**Required work:**
Your reply should be an exact copy of every entry, with the pictures removed.

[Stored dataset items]
____________________
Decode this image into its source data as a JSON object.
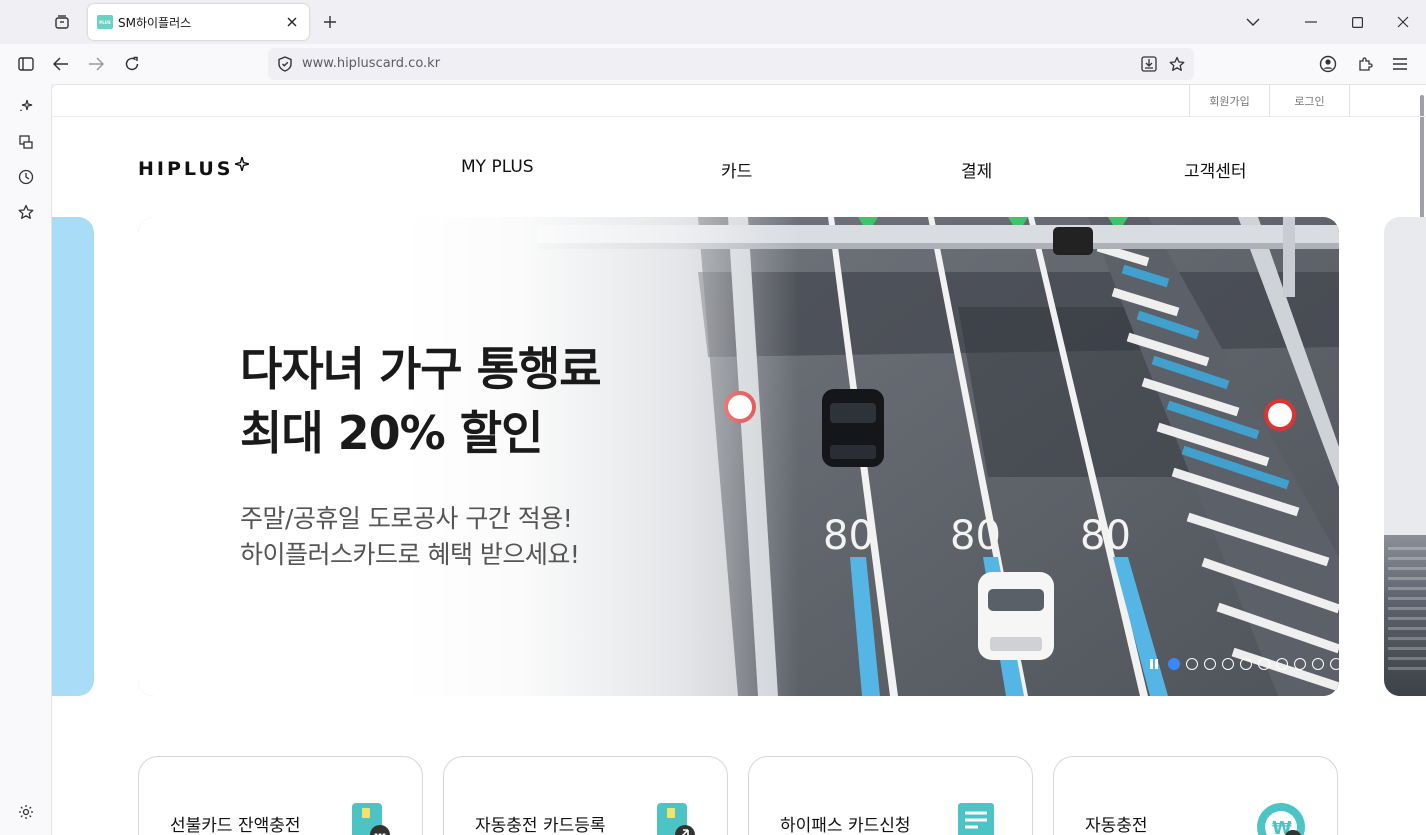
{
  "browser": {
    "tab_title": "SM하이플러스",
    "favicon_text": "PLUS",
    "url": "www.hipluscard.co.kr"
  },
  "page": {
    "util_links": [
      "회원가입",
      "로그인"
    ],
    "logo": "HIPLUS",
    "gnb": [
      "MY PLUS",
      "카드",
      "결제",
      "고객센터"
    ],
    "hero": {
      "title_line1": "다자녀 가구 통행료",
      "title_line2": "최대 20% 할인",
      "sub_line1": "주말/공휴일 도로공사 구간 적용!",
      "sub_line2": "하이플러스카드로 혜택 받으세요!",
      "road_speed_marks": [
        "80",
        "80",
        "80"
      ],
      "slide_count": 11,
      "active_slide": 1
    },
    "quick_menu": [
      "선불카드 잔액충전",
      "자동충전 카드등록",
      "하이패스 카드신청",
      "자동충전"
    ]
  },
  "colors": {
    "accent_blue": "#3a86ff",
    "teal": "#4cc4c6",
    "prev_slide": "#a9dcf7"
  },
  "icons": {
    "tab_list": "tab-list-icon",
    "close": "close-icon",
    "new_tab": "plus-icon",
    "back": "back-arrow-icon",
    "forward": "forward-arrow-icon",
    "reload": "reload-icon",
    "shield": "shield-icon",
    "download": "download-icon",
    "bookmark": "star-icon",
    "account": "account-icon",
    "extensions": "puzzle-icon",
    "menu": "hamburger-icon"
  }
}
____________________
**Task answer:**
Decode this image into its source data as a JSON object.
{
  "browser": {
    "tab_title": "SM하이플러스",
    "favicon_text": "PLUS",
    "url": "www.hipluscard.co.kr"
  },
  "page": {
    "util_links": [
      "회원가입",
      "로그인"
    ],
    "logo": "HIPLUS",
    "gnb": [
      "MY PLUS",
      "카드",
      "결제",
      "고객센터"
    ],
    "hero": {
      "title_line1": "다자녀 가구 통행료",
      "title_line2": "최대 20% 할인",
      "sub_line1": "주말/공휴일 도로공사 구간 적용!",
      "sub_line2": "하이플러스카드로 혜택 받으세요!",
      "road_speed_marks": [
        "80",
        "80",
        "80"
      ],
      "slide_count": 11,
      "active_slide": 1
    },
    "quick_menu": [
      "선불카드 잔액충전",
      "자동충전 카드등록",
      "하이패스 카드신청",
      "자동충전"
    ]
  },
  "colors": {
    "accent_blue": "#3a86ff",
    "teal": "#4cc4c6",
    "prev_slide": "#a9dcf7"
  },
  "icons": {
    "tab_list": "tab-list-icon",
    "close": "close-icon",
    "new_tab": "plus-icon",
    "back": "back-arrow-icon",
    "forward": "forward-arrow-icon",
    "reload": "reload-icon",
    "shield": "shield-icon",
    "download": "download-icon",
    "bookmark": "star-icon",
    "account": "account-icon",
    "extensions": "puzzle-icon",
    "menu": "hamburger-icon"
  }
}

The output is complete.